- **EXERCISE AIM**
A complete and exact copy of the entries below is the expected result.

- **DATA FOR THIS TASK**
════════
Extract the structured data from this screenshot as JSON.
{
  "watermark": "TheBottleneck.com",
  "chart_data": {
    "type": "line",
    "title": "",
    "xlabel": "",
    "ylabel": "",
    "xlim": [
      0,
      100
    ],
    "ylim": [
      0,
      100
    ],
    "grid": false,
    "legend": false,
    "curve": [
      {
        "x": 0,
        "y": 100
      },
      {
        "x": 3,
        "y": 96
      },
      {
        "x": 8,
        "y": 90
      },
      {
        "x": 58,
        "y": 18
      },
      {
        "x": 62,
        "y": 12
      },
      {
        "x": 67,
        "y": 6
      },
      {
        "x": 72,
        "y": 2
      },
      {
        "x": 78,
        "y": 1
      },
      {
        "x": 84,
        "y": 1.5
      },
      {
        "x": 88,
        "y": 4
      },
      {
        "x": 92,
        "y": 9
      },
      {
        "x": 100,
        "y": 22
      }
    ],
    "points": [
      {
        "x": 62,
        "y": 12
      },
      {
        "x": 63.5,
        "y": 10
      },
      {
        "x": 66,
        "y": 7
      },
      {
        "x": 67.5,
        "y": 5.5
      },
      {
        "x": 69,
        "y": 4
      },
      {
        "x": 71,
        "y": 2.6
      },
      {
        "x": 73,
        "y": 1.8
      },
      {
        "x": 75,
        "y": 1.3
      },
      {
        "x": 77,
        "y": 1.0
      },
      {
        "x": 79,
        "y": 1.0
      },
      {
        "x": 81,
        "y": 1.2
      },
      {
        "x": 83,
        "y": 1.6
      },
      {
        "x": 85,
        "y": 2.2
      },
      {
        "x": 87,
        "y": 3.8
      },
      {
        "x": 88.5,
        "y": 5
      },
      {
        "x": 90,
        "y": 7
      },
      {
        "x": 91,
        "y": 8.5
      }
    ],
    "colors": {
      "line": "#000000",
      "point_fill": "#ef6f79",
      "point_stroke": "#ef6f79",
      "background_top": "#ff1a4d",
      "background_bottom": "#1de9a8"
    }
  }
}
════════
- **EXPECTED OUTPUT**
Extract the structured data from this screenshot as JSON.
{
  "watermark": "TheBottleneck.com",
  "chart_data": {
    "type": "line",
    "title": "",
    "xlabel": "",
    "ylabel": "",
    "xlim": [
      0,
      100
    ],
    "ylim": [
      0,
      100
    ],
    "grid": false,
    "legend": false,
    "curve": [
      {
        "x": 0,
        "y": 100
      },
      {
        "x": 3,
        "y": 96
      },
      {
        "x": 8,
        "y": 90
      },
      {
        "x": 58,
        "y": 18
      },
      {
        "x": 62,
        "y": 12
      },
      {
        "x": 67,
        "y": 6
      },
      {
        "x": 72,
        "y": 2
      },
      {
        "x": 78,
        "y": 1
      },
      {
        "x": 84,
        "y": 1.5
      },
      {
        "x": 88,
        "y": 4
      },
      {
        "x": 92,
        "y": 9
      },
      {
        "x": 100,
        "y": 22
      }
    ],
    "points": [
      {
        "x": 62,
        "y": 12
      },
      {
        "x": 63.5,
        "y": 10
      },
      {
        "x": 66,
        "y": 7
      },
      {
        "x": 67.5,
        "y": 5.5
      },
      {
        "x": 69,
        "y": 4
      },
      {
        "x": 71,
        "y": 2.6
      },
      {
        "x": 73,
        "y": 1.8
      },
      {
        "x": 75,
        "y": 1.3
      },
      {
        "x": 77,
        "y": 1.0
      },
      {
        "x": 79,
        "y": 1.0
      },
      {
        "x": 81,
        "y": 1.2
      },
      {
        "x": 83,
        "y": 1.6
      },
      {
        "x": 85,
        "y": 2.2
      },
      {
        "x": 87,
        "y": 3.8
      },
      {
        "x": 88.5,
        "y": 5
      },
      {
        "x": 90,
        "y": 7
      },
      {
        "x": 91,
        "y": 8.5
      }
    ],
    "colors": {
      "line": "#000000",
      "point_fill": "#ef6f79",
      "point_stroke": "#ef6f79",
      "background_top": "#ff1a4d",
      "background_bottom": "#1de9a8"
    }
  }
}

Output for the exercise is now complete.